Green buildings and more efficient building practices and materials have taken the construction sector in the U.S. by storm and a new study shows that a third of the U.S. construction market could be green by 2018. 

The growth of green in construction is a huge boon to the U.S. economy and to workers. The report from the US Green Building Council (USGBC) found that green construction has generated $167 billion in the U.S. over the last three years and will account for an estimated 2.3 million American jobs this year. 

By 2018, the study finds that green construction will account for more than 3.3 million U.S. jobs, which is more than a third of the entire U.S. construction sector. It will also generate $190.3 billion in labor earnings. In Texas alone, almost 1.26 million jobs in the green building sector are projected between 2015 and 2018.  

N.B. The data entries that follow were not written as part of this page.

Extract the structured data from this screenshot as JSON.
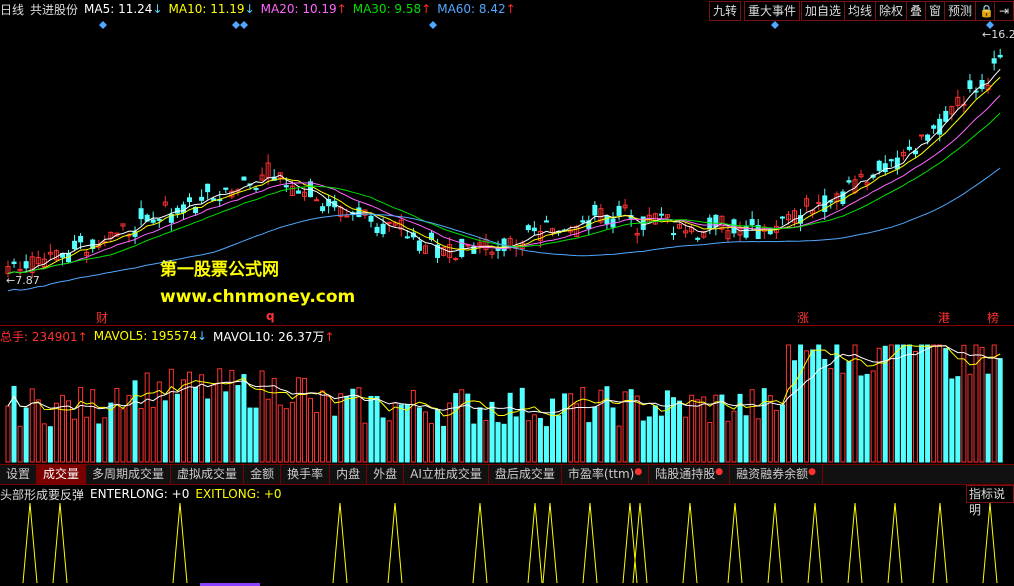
{
  "main_header": {
    "period": "日线",
    "stock": "共进股份",
    "ma5_label": "MA5: 11.24",
    "ma10_label": "MA10: 11.19",
    "ma20_label": "MA20: 10.19",
    "ma30_label": "MA30: 9.58",
    "ma60_label": "MA60: 8.42"
  },
  "right_buttons": [
    "九转",
    "重大事件",
    "加自选",
    "均线",
    "除权",
    "叠",
    "窗",
    "预测"
  ],
  "price_labels": {
    "high": "16.2",
    "low": "7.87"
  },
  "watermark": {
    "line1": "第一股票公式网",
    "line2": "www.chnmoney.com"
  },
  "event_markers": [
    "财",
    "q",
    "涨",
    "港",
    "榜"
  ],
  "vol_header": {
    "total": "总手: 234901",
    "mavol5": "MAVOL5: 195574",
    "mavol10": "MAVOL10: 26.37万"
  },
  "tabs": [
    {
      "label": "设置",
      "active": false,
      "dot": false
    },
    {
      "label": "成交量",
      "active": true,
      "dot": false
    },
    {
      "label": "多周期成交量",
      "active": false,
      "dot": false
    },
    {
      "label": "虚拟成交量",
      "active": false,
      "dot": false
    },
    {
      "label": "金额",
      "active": false,
      "dot": false
    },
    {
      "label": "换手率",
      "active": false,
      "dot": false
    },
    {
      "label": "内盘",
      "active": false,
      "dot": false
    },
    {
      "label": "外盘",
      "active": false,
      "dot": false
    },
    {
      "label": "AI立桩成交量",
      "active": false,
      "dot": false
    },
    {
      "label": "盘后成交量",
      "active": false,
      "dot": false
    },
    {
      "label": "市盈率(ttm)",
      "active": false,
      "dot": true
    },
    {
      "label": "陆股通持股",
      "active": false,
      "dot": true
    },
    {
      "label": "融资融券余额",
      "active": false,
      "dot": true
    }
  ],
  "indicator": {
    "name": "头部形成要反弹",
    "enterlong": "ENTERLONG: +0",
    "exitlong": "EXITLONG: +0",
    "help_button": "指标说明"
  },
  "colors": {
    "up": "#ff3030",
    "down": "#54ffff",
    "ma5": "#ffffff",
    "ma10": "#ffff00",
    "ma20": "#ff66ff",
    "ma30": "#00e000",
    "ma60": "#4fa8ff",
    "signal": "#ffff00",
    "border": "#8a0000"
  }
}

“Our research shows that green building has created millions of jobs and contributed hundreds of billions of dollars to the U.S. economy, with the construction of LEED-certified buildings accounting for about 40 percent of green construction’s overall contribution to GDP in 2015,” said David Erne, a Senior Associate at Booz Allen, the group that conducted the study on behalf of USGBC. 

While the economic news is great, the big byproduct of greener buildings is that making our buildings more energy and water efficient is vital to tackling climate change. Since buildings account for 39 percent of carbon emission in the U.S., there’s certainly no shortage of opportunity to improve our building stock, while growing good jobs for workers around the country. 

Green design, techniques and products are a growing part of our construction sector. And, as efforts to tackle climate change continue here in America and the around the world, it looks like the future will only get brighter for our economy and environment. 

Posted In: Energy Efficiency
Sep 16

Keep the Crude Oil Export Ban to Protect Jobs, Environment

The following blog post is from Kim Glas, executive director of the BlueGreen Alliance, and is cross-posted from the Huffington Post

It's expected that the House will soon vote on a bill to lift the long-standing ban on crude oil exports. We should take a step back and see how this 180-degree shift in policy will impact us all. Lifting the export ban would not only risk undoing recent gains in America's energy security, but would also threaten jobs, economic security and the environment.

The bill—H.R. 702would amend the Energy Policy and Conservation Act and would prohibit any federal office from imposing or enforcing the ban on crude oil exports.

In terms of economic impact, lifting the crude oil ban would provide an incentive for companies to move refining offshore, which would impact jobs of the men and women employed at U.S. refineries and the communities that rely on the tax base generated from these wages. Refinery and related industry occupations are good paying, middle-class jobs. They support more than $1.8 million in value-added to the economy per employee, which translates to jobs that support families and sustain local economies and communities.

Removing the ban would be bad for our environment. In 2014, the Government Accountability Office (GAO) reported that lifting the export ban would increase greenhouse gases and other emissions and increase the risk of oil spills. In that report, the GAO referenced a report by Resources for the Future, which estimated that lifting the ban would increase carbon dioxide emissions worldwide by almost 22 million metric tons per year. What's more, shifting refining to parts of the world with lower environmental and labor standards may result in higher carbon emissions and greater environmental impacts overall.

This effort would also undermine the efforts of the federal and state governments to encourage upgrades at refinery facilities to meet new environmental standards and other investments that will lower the environmental footprint at these facilities. One such example—the EPA Tier 3 sulfur standard rule—will lower the overall sulfur content in gasoline from 30ppm to 10ppm, reducing asthma attacks and eliminating millions of tons of harmful emissions from the atmosphere.

It's time for Congress, instead, to get to work to improve safety for U.S. oil industry workers and reduce greenhouse gas emissions. This bill is bad for our economy and the environment and Congress should reject it.